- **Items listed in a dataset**
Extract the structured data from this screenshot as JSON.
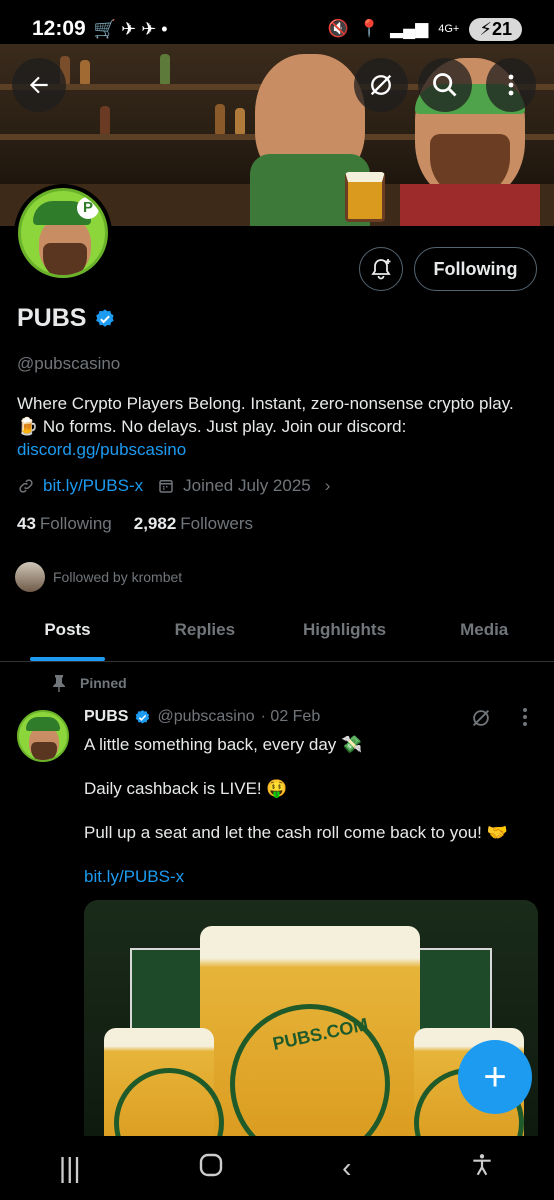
{
  "status_bar": {
    "time": "12:09",
    "battery": "21",
    "network": "4G+"
  },
  "profile": {
    "name": "PUBS",
    "handle": "@pubscasino",
    "bio_line": "Where Crypto Players Belong.  Instant, zero-nonsense crypto play. 🍺 No forms. No delays. Just play.  Join our discord:",
    "bio_link": "discord.gg/pubscasino",
    "website": "bit.ly/PUBS-x",
    "joined": "Joined July 2025",
    "following_count": "43",
    "following_label": "Following",
    "followers_count": "2,982",
    "followers_label": "Followers",
    "followed_by": "Followed by krombet",
    "follow_button": "Following"
  },
  "tabs": [
    "Posts",
    "Replies",
    "Highlights",
    "Media"
  ],
  "post": {
    "pinned_label": "Pinned",
    "name": "PUBS",
    "handle": "@pubscasino",
    "date": "· 02 Feb",
    "line1": "A little something back, every day 💸",
    "line2": "Daily cashback is LIVE! 🤑",
    "line3": "Pull up a seat and let the cash roll come back to you! 🤝",
    "link": "bit.ly/PUBS-x",
    "image_text": "PUBS.COM"
  },
  "colors": {
    "accent": "#1d9bf0",
    "background": "#000000",
    "muted": "#71767b",
    "avatar_green": "#8cd63c"
  },
  "icons": {
    "back": "arrow-left-icon",
    "grok": "grok-icon",
    "search": "search-icon",
    "more": "more-vertical-icon",
    "notify": "bell-plus-icon",
    "verified": "verified-badge-icon",
    "link": "link-icon",
    "calendar": "calendar-icon",
    "pin": "pin-icon",
    "compose": "plus-icon"
  }
}
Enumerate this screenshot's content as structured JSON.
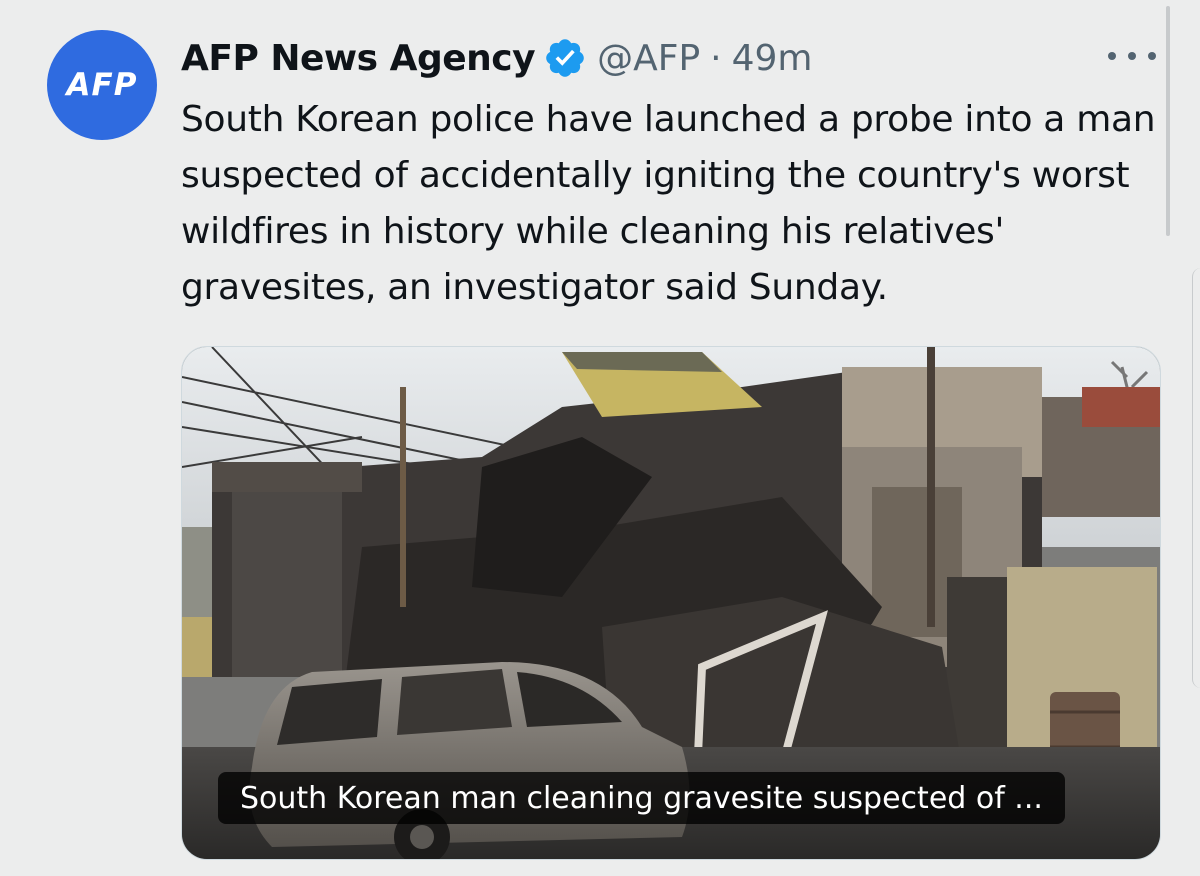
{
  "tweet": {
    "avatar_text": "AFP",
    "display_name": "AFP News Agency",
    "handle": "@AFP",
    "separator": "·",
    "time": "49m",
    "text": "South Korean police have launched a probe into a man suspected of accidentally igniting the country's worst wildfires in history while cleaning his relatives' gravesites, an investigator said Sunday.",
    "card": {
      "caption": "South Korean man cleaning gravesite suspected of ..."
    }
  },
  "icons": {
    "verified": "verified-badge-icon",
    "more": "more-options-icon"
  },
  "colors": {
    "avatar_bg": "#2f6be0",
    "verified_blue": "#1d9bf0",
    "secondary_text": "#536471"
  }
}
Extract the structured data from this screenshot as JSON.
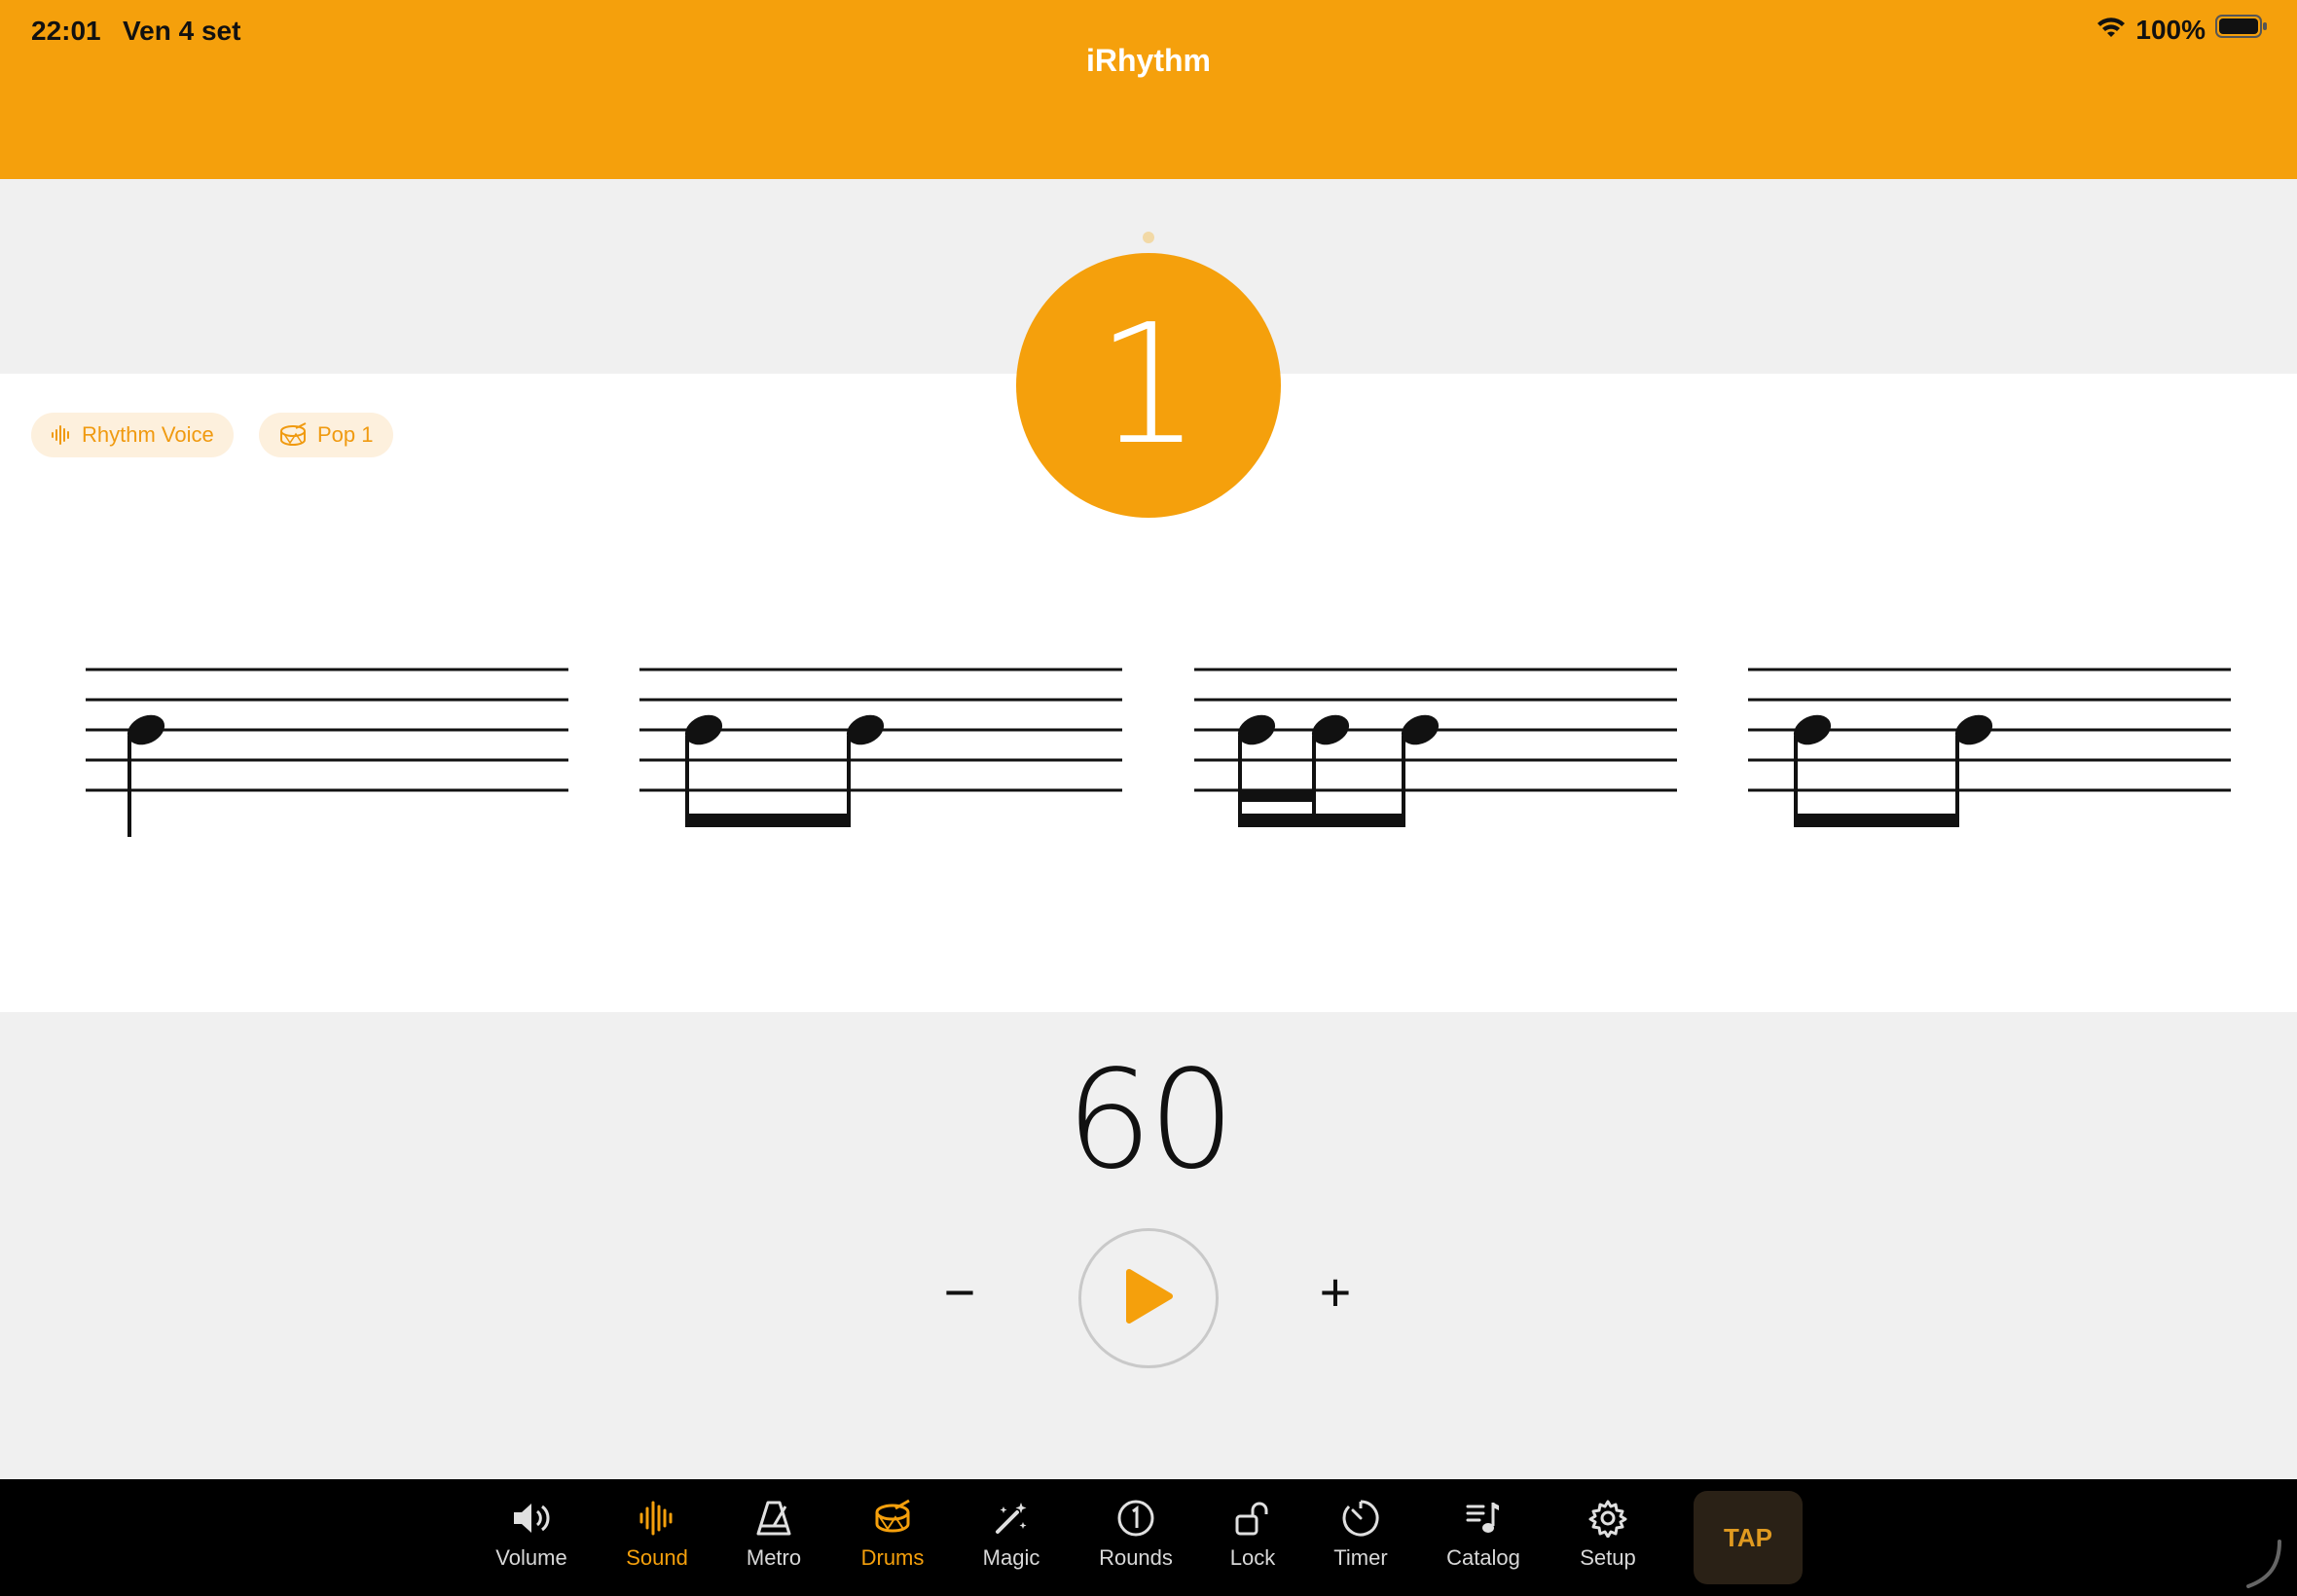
{
  "status_bar": {
    "time": "22:01",
    "date": "Ven 4 set",
    "battery": "100%"
  },
  "app": {
    "title": "iRhythm"
  },
  "beat": {
    "current": "1"
  },
  "chips": [
    {
      "label": "Rhythm Voice",
      "icon": "waveform-icon"
    },
    {
      "label": "Pop 1",
      "icon": "drum-icon"
    }
  ],
  "tempo": {
    "bpm": "60",
    "minus": "−",
    "plus": "+"
  },
  "tabs": [
    {
      "label": "Volume",
      "icon": "speaker-icon"
    },
    {
      "label": "Sound",
      "icon": "waveform-icon",
      "active": true
    },
    {
      "label": "Metro",
      "icon": "metronome-icon"
    },
    {
      "label": "Drums",
      "icon": "drum-icon",
      "active": true
    },
    {
      "label": "Magic",
      "icon": "magic-wand-icon"
    },
    {
      "label": "Rounds",
      "icon": "rounds-icon"
    },
    {
      "label": "Lock",
      "icon": "unlock-icon"
    },
    {
      "label": "Timer",
      "icon": "timer-icon"
    },
    {
      "label": "Catalog",
      "icon": "catalog-icon"
    },
    {
      "label": "Setup",
      "icon": "gear-icon"
    }
  ],
  "tap": {
    "label": "TAP"
  },
  "colors": {
    "accent": "#f5a00c",
    "chip_bg": "#fdf0dd",
    "tabbar": "#000000"
  }
}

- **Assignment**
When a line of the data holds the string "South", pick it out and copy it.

- **Answer section**
    "text": "South Korean police have launched a probe into a man suspected of accidentally igniting the country's worst wildfires in history while cleaning his relatives' gravesites, an investigator said Sunday.",
      "caption": "South Korean man cleaning gravesite suspected of ..."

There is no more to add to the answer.